From up the hill, there is a fantastic view over Criel.

There are two pebble beaches, Criel-Plage and Mesnil-Val. They are surrounded by some of the highest chalk cliffs in Europe. Beach boxes in Mesnil-Val are lovely to see. They have colourful roofs.


Once just a small fishing port, Mers grew into a seaside ‘bathing station’ partly because of the railway line that ran from Paris to Tréport, making the journey only lasting 3 hours.

In spite of the wars, much of the older part of town developed during La Belle Epoque remained intact. These beautiful villas are now subject to preservation orders. Any refurbishment must be in the same materials and colours as the original work.

Here you will have a great idea of what the coast looked like during the Belle Epoque.

Saint-Martin Church

This beautiful Romano-byzantine style church was rebuilt from 1928 to 1934 in a mix of Art nouveau, Art deco, Contemporary and Roman architectures.

It has amazing flamboyant stained-glass windows.

Walking up the cliffs

Between Ault and Mers-les-Bains, there is a beautiful walk with panoramic views over Mers and Le Tréport.

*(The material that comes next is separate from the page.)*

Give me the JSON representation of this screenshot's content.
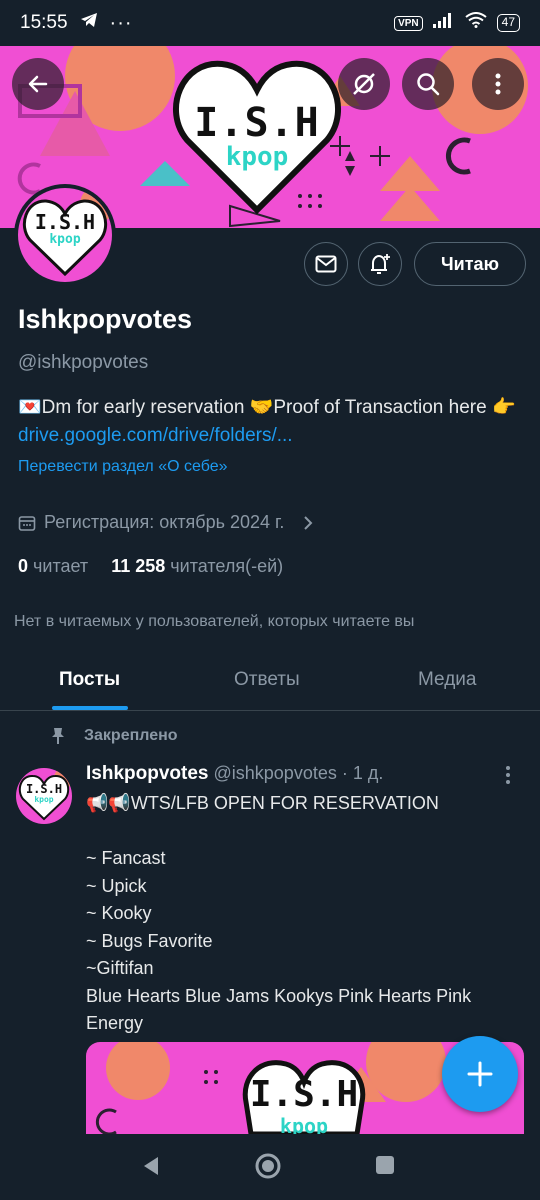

Up there you will find Notre-Dame de la Falaise (Our Lady of the Cliff), also called Notre-Dame-des-Flots (roughly translated as Our Lady of the waves). Dismantled during WWII because Germans feared it could be way point for allies, it has been put back on the top of a bunker used as an oratory.

Mers has a pebble beach although sand can be seen at low tide.

The high chalk cliffs are illuminated at night.

There are several important glass manufacters in the city. In nearby Le Tréport, atop the cliff and near the funicular, you can see a glassmaker at work at L'Atelier du Verre.

Bois de Cise

The ‘Bois de Cise’ is a little gem between Ault and Mers. It is a large wooded area in a valley with access to the sea. There is no real beach here but numerous paths through the woods, a lovely chapel and some beautiful Belle Epoque villas.


Once a busy fishing village, Ault had its port largely destroyed by the erosion of the cliffs and various storms. You can see photos when walking through the village and it is impressive. Before that, Ault was divided in 2 parts: the upper and the lower villages.

As it was developed as a seaside resort after Mers-les-Bains and Le Tréport, Ault is much more quieter.

Church of St Peter

Built in the 15th century, it has an imposing quadrangular tower topped with four gargoyles and a small look-out tower.

Château du Moulinet

There is a beautiful view from up there.

Victor Hugo

Victor Hugo visited Ault in 1837 and wrote about it to his wife.

You can visit the village while following his description in the letter.

Old Mill

Built in the 17th century, it used to be a place where local artists would meet. It is now a private property.

Lighthouse and semaphore


There are still some remarkable buildings surviving in Ault, especially in Onival. Some have fantastic ceramic decorations. There is also a nice chapel in Onival.

Old fishermen houses

Villa Verveine

This is the decorated home of the local artist Caroline Dahyot.

Onival-sur-Mer is part of Ault. It is where the cliffs start. At low tide, a large sandy beach is revealed and has stunning views of the beautiful white cliffs on the left (south) and the aviary reserve Hâble d'Hault on the right (north) (when facing the sea).

Remember, no picking!